Shelter a home for the homeless
TWENTY dollars arrives at Coast Shelter each week pinned to a piece of paper marked with just three words, "for the homeless". There isn't a name attached.
It's just one of the many selfless donations which have kept Coast Shelter going for the past 25 years, providing accommodation to 16,866 homeless men, women and children for 797,302 days.
Executive officer Laurie Maher has worked with the shelter from the day it first opened its doors as a family refuge in the old convent near the railway station.
These days it incorporates 10 separate refuges and provides support to people in about 70 public housing properties.
"We have certainly grown tremendously," Laurie said.
"But over the last six months, the number of people sleeping on the street in Gosford has grown to more than I have ever seen before.
"There's a terrific shortage in rental housing for those on a low fixed income.
"There are 60,000 people in NSW on waiting lists for public housing.
"We get government funding to house 60-70 people, but we average about 180 every night."
And the shelter provides much more than a bed.
"Homeless people need more than a roof over their heads because of what they have been through - they need support," Laurie said, pointing to both the circumstances by which people had become homeless, and what they may have suffered since.
That includes domestic violence, addiction (drugs, alcohol or gambling) and family breakdown.
More women than ever are coming to the shelter to escape domestic violence, and while Laurie said that was partly explained by a rise in incidence, on the positive side, there was increased awareness among women that they didn't have to put up with violence.
However, sadly these days, he's seeing intergenerational homelessness, unemployment and domestic violence.
It's with this in mind that Coast Shelter has been working with other agencies within local schools through the Love Bites program to teach students in years 8, 9 and 10 about domestic violence, harassment and bullying, and to respect each other.

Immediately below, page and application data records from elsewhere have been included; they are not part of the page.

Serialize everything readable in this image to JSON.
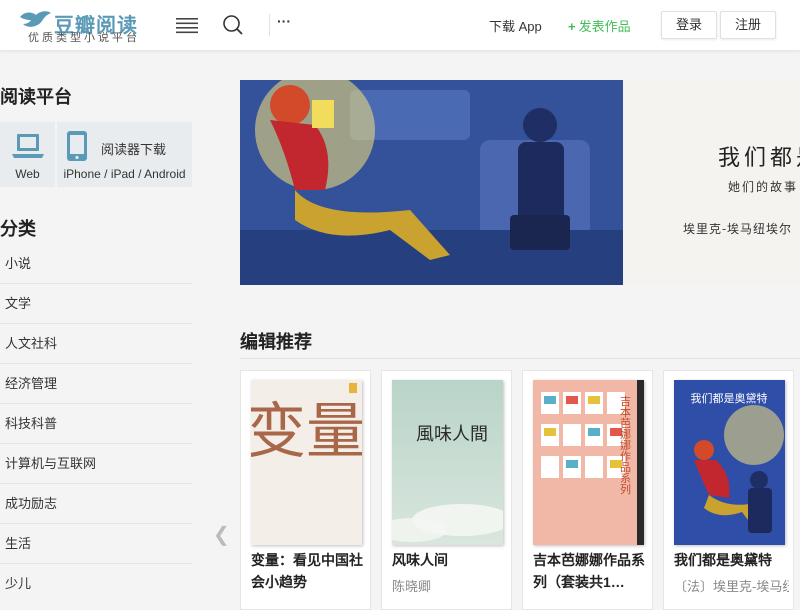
{
  "brand": {
    "name": "豆瓣阅读",
    "tagline": "优质类型小说平台",
    "color": "#5a9ab7"
  },
  "header": {
    "menu_icon": "hamburger-menu-icon",
    "search_icon": "search-icon",
    "more_label": "···",
    "download_app": "下载 App",
    "publish_plus": "+",
    "publish_label": "发表作品",
    "publish_color": "#42bd56",
    "login_label": "登录",
    "register_label": "注册"
  },
  "sidebar": {
    "platform_title": "阅读平台",
    "platforms": [
      {
        "label": "Web",
        "icon": "laptop-icon"
      },
      {
        "label": "阅读器下载",
        "sub": "iPhone / iPad / Android",
        "icon": "phone-icon"
      }
    ],
    "category_title": "分类",
    "categories": [
      "小说",
      "文学",
      "人文社科",
      "经济管理",
      "科技科普",
      "计算机与互联网",
      "成功励志",
      "生活",
      "少儿"
    ]
  },
  "banner": {
    "title": "我们都是",
    "subtitle": "她们的故事",
    "author": "埃里克-埃马纽埃尔"
  },
  "picks": {
    "title": "编辑推荐",
    "books": [
      {
        "title": "变量：看见中国社会小趋势",
        "author": "",
        "cover_text": "变量",
        "cover_color": "#f3efe8"
      },
      {
        "title": "风味人间",
        "author": "陈晓卿",
        "cover_text": "風味人間",
        "cover_color": "#b9d4c8"
      },
      {
        "title": "吉本芭娜娜作品系列（套装共1…",
        "author": "",
        "cover_text": "吉本芭娜娜作品系列",
        "cover_color": "#f1b8a8"
      },
      {
        "title": "我们都是奥黛特",
        "author": "〔法〕埃里克-埃马纽埃尔·施米特",
        "cover_text": "我们都是奥黛特",
        "cover_color": "#2f4ea8"
      }
    ]
  },
  "nav": {
    "prev_icon": "chevron-left-icon",
    "prev_glyph": "❮"
  }
}
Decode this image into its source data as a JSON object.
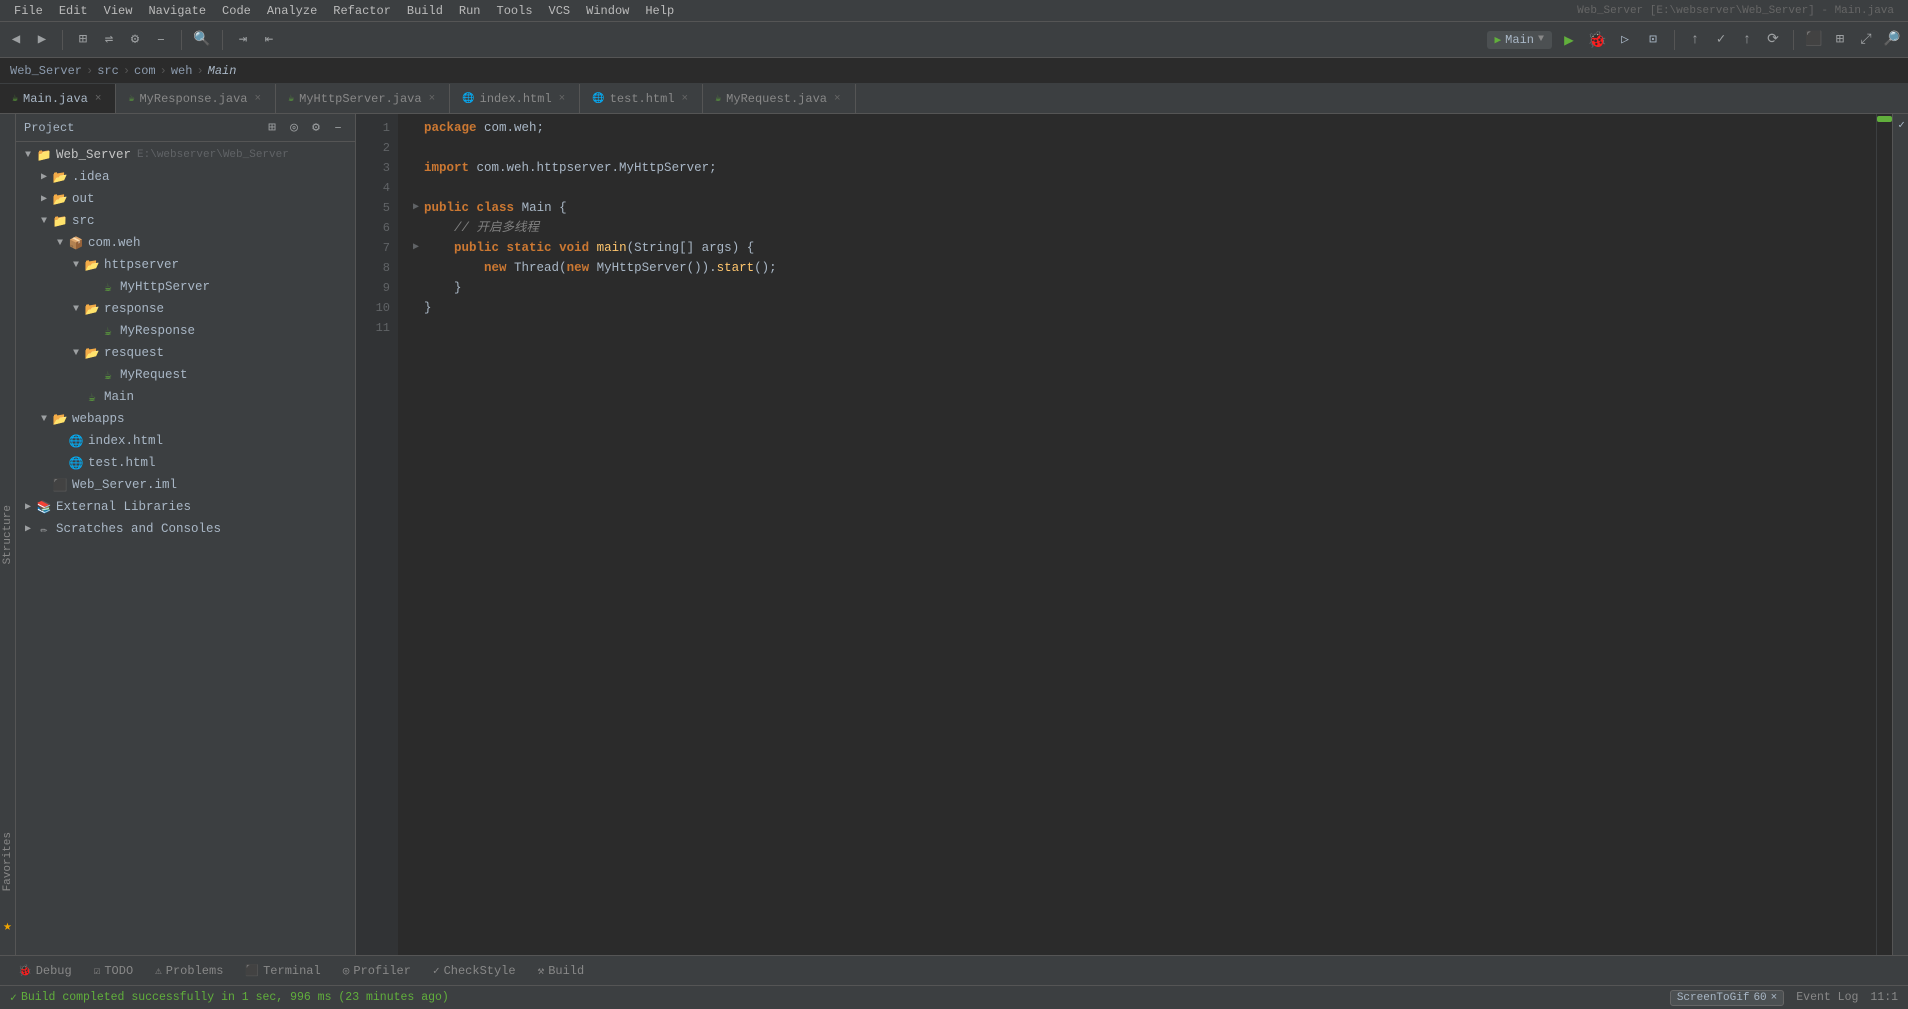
{
  "menubar": {
    "items": [
      "File",
      "Edit",
      "View",
      "Navigate",
      "Code",
      "Analyze",
      "Refactor",
      "Build",
      "Run",
      "Tools",
      "VCS",
      "Window",
      "Help"
    ],
    "title_prefix": "Web_Server",
    "title_path": "[E:\\webserver\\Web_Server] - Main.java"
  },
  "toolbar": {
    "run_config": "Main",
    "icons": {
      "back": "◀",
      "forward": "▶",
      "settings": "⚙",
      "minus": "–",
      "balance": "⇌",
      "indent": "⇥",
      "outdent": "⇤",
      "run": "▶",
      "debug": "🐛",
      "coverage": "▷",
      "profile": "⊞"
    }
  },
  "breadcrumb": {
    "items": [
      "Web_Server",
      "src",
      "com",
      "weh",
      "Main"
    ]
  },
  "tabs": [
    {
      "name": "Main.java",
      "type": "java",
      "active": true
    },
    {
      "name": "MyResponse.java",
      "type": "java",
      "active": false
    },
    {
      "name": "MyHttpServer.java",
      "type": "java",
      "active": false
    },
    {
      "name": "index.html",
      "type": "html",
      "active": false
    },
    {
      "name": "test.html",
      "type": "html",
      "active": false
    },
    {
      "name": "MyRequest.java",
      "type": "java",
      "active": false
    }
  ],
  "project": {
    "panel_title": "Project",
    "root": {
      "label": "Web_Server",
      "path": "E:\\webserver\\Web_Server",
      "children": [
        {
          "label": ".idea",
          "type": "folder",
          "expanded": false
        },
        {
          "label": "out",
          "type": "folder",
          "expanded": false
        },
        {
          "label": "src",
          "type": "src",
          "expanded": true,
          "children": [
            {
              "label": "com.weh",
              "type": "package",
              "expanded": true,
              "children": [
                {
                  "label": "httpserver",
                  "type": "folder",
                  "expanded": true,
                  "children": [
                    {
                      "label": "MyHttpServer",
                      "type": "java-class"
                    }
                  ]
                },
                {
                  "label": "response",
                  "type": "folder",
                  "expanded": true,
                  "children": [
                    {
                      "label": "MyResponse",
                      "type": "java-class"
                    }
                  ]
                },
                {
                  "label": "resquest",
                  "type": "folder",
                  "expanded": true,
                  "children": [
                    {
                      "label": "MyRequest",
                      "type": "java-class"
                    }
                  ]
                },
                {
                  "label": "Main",
                  "type": "java-main"
                }
              ]
            }
          ]
        },
        {
          "label": "webapps",
          "type": "folder",
          "expanded": true,
          "children": [
            {
              "label": "index.html",
              "type": "html"
            },
            {
              "label": "test.html",
              "type": "html"
            }
          ]
        },
        {
          "label": "Web_Server.iml",
          "type": "iml"
        }
      ]
    },
    "external_libraries": {
      "label": "External Libraries",
      "expanded": false
    },
    "scratches": {
      "label": "Scratches and Consoles",
      "expanded": false
    }
  },
  "editor": {
    "filename": "Main.java",
    "lines": [
      {
        "num": 1,
        "tokens": [
          {
            "t": "pkg",
            "v": "package com.weh;"
          }
        ]
      },
      {
        "num": 2,
        "tokens": []
      },
      {
        "num": 3,
        "tokens": [
          {
            "t": "kw",
            "v": "import"
          },
          {
            "t": "plain",
            "v": " com.weh.httpserver.MyHttpServer;"
          }
        ]
      },
      {
        "num": 4,
        "tokens": []
      },
      {
        "num": 5,
        "tokens": [
          {
            "t": "kw",
            "v": "public"
          },
          {
            "t": "plain",
            "v": " "
          },
          {
            "t": "kw",
            "v": "class"
          },
          {
            "t": "plain",
            "v": " "
          },
          {
            "t": "cls",
            "v": "Main"
          },
          {
            "t": "plain",
            "v": " {"
          }
        ]
      },
      {
        "num": 6,
        "tokens": [
          {
            "t": "cmt",
            "v": "//    开启多线程"
          }
        ]
      },
      {
        "num": 7,
        "tokens": [
          {
            "t": "kw",
            "v": "    public"
          },
          {
            "t": "plain",
            "v": " "
          },
          {
            "t": "kw",
            "v": "static"
          },
          {
            "t": "plain",
            "v": " "
          },
          {
            "t": "kw",
            "v": "void"
          },
          {
            "t": "plain",
            "v": " "
          },
          {
            "t": "fn",
            "v": "main"
          },
          {
            "t": "plain",
            "v": "("
          },
          {
            "t": "type",
            "v": "String"
          },
          {
            "t": "plain",
            "v": "[] "
          },
          {
            "t": "var",
            "v": "args"
          },
          {
            "t": "plain",
            "v": ") {"
          }
        ]
      },
      {
        "num": 8,
        "tokens": [
          {
            "t": "kw",
            "v": "        new"
          },
          {
            "t": "plain",
            "v": " "
          },
          {
            "t": "cls",
            "v": "Thread"
          },
          {
            "t": "plain",
            "v": "("
          },
          {
            "t": "kw",
            "v": "new"
          },
          {
            "t": "plain",
            "v": " "
          },
          {
            "t": "cls",
            "v": "MyHttpServer"
          },
          {
            "t": "plain",
            "v": "())."
          },
          {
            "t": "fn",
            "v": "start"
          },
          {
            "t": "plain",
            "v": "();"
          }
        ]
      },
      {
        "num": 9,
        "tokens": [
          {
            "t": "plain",
            "v": "    }"
          }
        ]
      },
      {
        "num": 10,
        "tokens": [
          {
            "t": "plain",
            "v": "}"
          }
        ]
      },
      {
        "num": 11,
        "tokens": []
      }
    ]
  },
  "bottom_tabs": [
    {
      "label": "Debug",
      "icon": "🐛"
    },
    {
      "label": "TODO",
      "icon": "☑"
    },
    {
      "label": "Problems",
      "icon": "⚠"
    },
    {
      "label": "Terminal",
      "icon": ">"
    },
    {
      "label": "Profiler",
      "icon": "◎"
    },
    {
      "label": "CheckStyle",
      "icon": "✓"
    },
    {
      "label": "Build",
      "icon": "⚒"
    }
  ],
  "statusbar": {
    "message": "Build completed successfully in 1 sec, 996 ms (23 minutes ago)",
    "position": "11:1",
    "screentogif": "ScreenToGif",
    "screentogif_num": "60"
  },
  "vert_tabs": {
    "structure": "Structure",
    "favorites": "Favorites"
  }
}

"It's one thing to meet the needs of those requiring help because they are in these situations, but we've got to break that cycle in order to improve the future," Laurie said.
The shelter also provides about 50,000 meals to the homeless, seven days a week each year through the community centre in Mann St, North Gosford.

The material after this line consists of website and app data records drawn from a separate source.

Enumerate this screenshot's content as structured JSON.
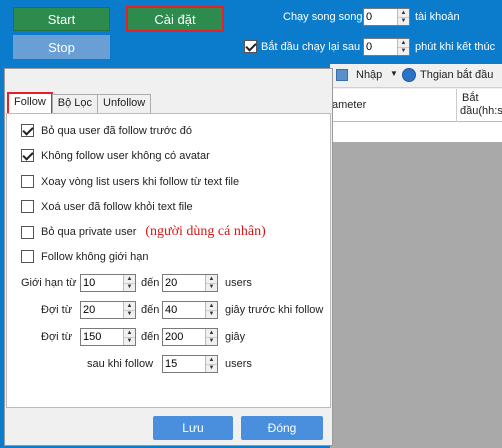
{
  "top": {
    "start_label": "Start",
    "settings_label": "Cài đặt",
    "stop_label": "Stop",
    "run_parallel_label": "Chạy song song",
    "run_parallel_value": "0",
    "accounts_label": "tài khoản",
    "restart_label": "Bắt đầu chạy lại sau",
    "restart_value": "0",
    "restart_suffix": "phút khi kết thúc",
    "restart_checked": true
  },
  "background_window": {
    "import_label": "Nhập",
    "start_time_label": "Thgian bắt đầu",
    "col_parameter": "ameter",
    "col_start": "Bắt",
    "col_start2": "đầu(hh:s"
  },
  "tabs": [
    "Follow",
    "Bộ Lọc",
    "Unfollow"
  ],
  "options": [
    {
      "label": "Bỏ qua user đã follow trước đó",
      "checked": true
    },
    {
      "label": "Không follow user không có avatar",
      "checked": true
    },
    {
      "label": "Xoay vòng list users khi follow từ text file",
      "checked": false
    },
    {
      "label": "Xoá user đã follow khỏi text file",
      "checked": false
    },
    {
      "label": "Bỏ qua private user",
      "checked": false,
      "annotation": "(người dùng cá nhân)"
    },
    {
      "label": "Follow không giới hạn",
      "checked": false
    }
  ],
  "limits": {
    "limit_from_label": "Giới hạn từ",
    "limit_from": "10",
    "to_label": "đến",
    "limit_to": "20",
    "users_label": "users",
    "wait_from_label": "Đợi từ",
    "wait_from": "20",
    "wait_to": "40",
    "wait_suffix": "giây trước khi follow",
    "wait2_from_label": "Đợi từ",
    "wait2_from": "150",
    "wait2_to": "200",
    "wait2_suffix": "giây",
    "after_follow_label": "sau khi follow",
    "after_follow_value": "15",
    "after_follow_suffix": "users"
  },
  "buttons": {
    "save_label": "Lưu",
    "close_label": "Đóng"
  },
  "colors": {
    "background": "#0a7ccb",
    "start_button": "#2e8b4e",
    "highlight_border": "#e8202a",
    "dialog_button": "#4a8fdd",
    "annotation": "#d01818"
  }
}
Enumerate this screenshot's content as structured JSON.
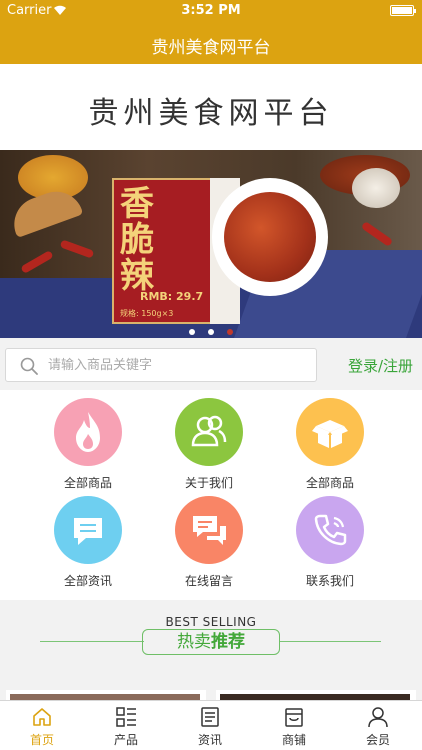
{
  "status_bar": {
    "carrier": "Carrier",
    "time": "3:52 PM"
  },
  "nav": {
    "title": "贵州美食网平台"
  },
  "logo": {
    "text": "贵州美食网平台"
  },
  "banner": {
    "product_title": "香脆辣",
    "price_label": "RMB: 29.7",
    "spec_label": "规格: 150g×3",
    "slide_count": 3,
    "active_slide": 2
  },
  "search": {
    "placeholder": "请输入商品关键字",
    "value": ""
  },
  "auth": {
    "login_label": "登录/注册"
  },
  "menu": {
    "items": [
      {
        "label": "全部商品",
        "icon": "flame-icon",
        "color": "#f7a1b4"
      },
      {
        "label": "关于我们",
        "icon": "users-icon",
        "color": "#8cc63f"
      },
      {
        "label": "全部商品",
        "icon": "box-icon",
        "color": "#fdc14f"
      },
      {
        "label": "全部资讯",
        "icon": "message-icon",
        "color": "#6ecff0"
      },
      {
        "label": "在线留言",
        "icon": "chat-icon",
        "color": "#f98566"
      },
      {
        "label": "联系我们",
        "icon": "phone-icon",
        "color": "#c9a6ef"
      }
    ]
  },
  "hot_section": {
    "subtitle": "BEST SELLING",
    "title_part1": "热卖",
    "title_part2": "推荐"
  },
  "tabbar": {
    "items": [
      {
        "label": "首页",
        "icon": "home-icon",
        "active": true
      },
      {
        "label": "产品",
        "icon": "grid-icon",
        "active": false
      },
      {
        "label": "资讯",
        "icon": "news-icon",
        "active": false
      },
      {
        "label": "商铺",
        "icon": "store-icon",
        "active": false
      },
      {
        "label": "会员",
        "icon": "user-icon",
        "active": false
      }
    ]
  },
  "colors": {
    "brand": "#dca311",
    "accent_green": "#43a839"
  }
}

As well as food, it's a place where the homeless can have a shower, wash clothing, receive a kind welcome and be assessed and referred to other support programs. And it's all community funded and powered by volunteers.
"We wouldn't survive without the businesses, service clubs, churches and individuals who are so generous with their finances, time and donations of goods," Laurie said.
And that's where you can help, by providing funds, volunteering or supporting upcoming events such as Live Aid '85: The Tribute concert at Laycock St Community Theatre on August 26 or the Million Star Executive Sleepout, part of Homeless Prevention Week, on August 4. So far about 30 execs have signed up to raise $1000 and get a small taste of what it's like having to sleep rough - although admittedly, Laurie said, the execs were served a meal by celebrity chef Julie Goodwin, which was not usually on the cards. There will also be a formal dinner in November to celebrate the shelter's 25th year and a picnic day for previous staff, volunteers and clients.
While he's sure things will be better "one day", Laurie said he's not sure when that day would be.
To find out more go to coastshelter.org.au.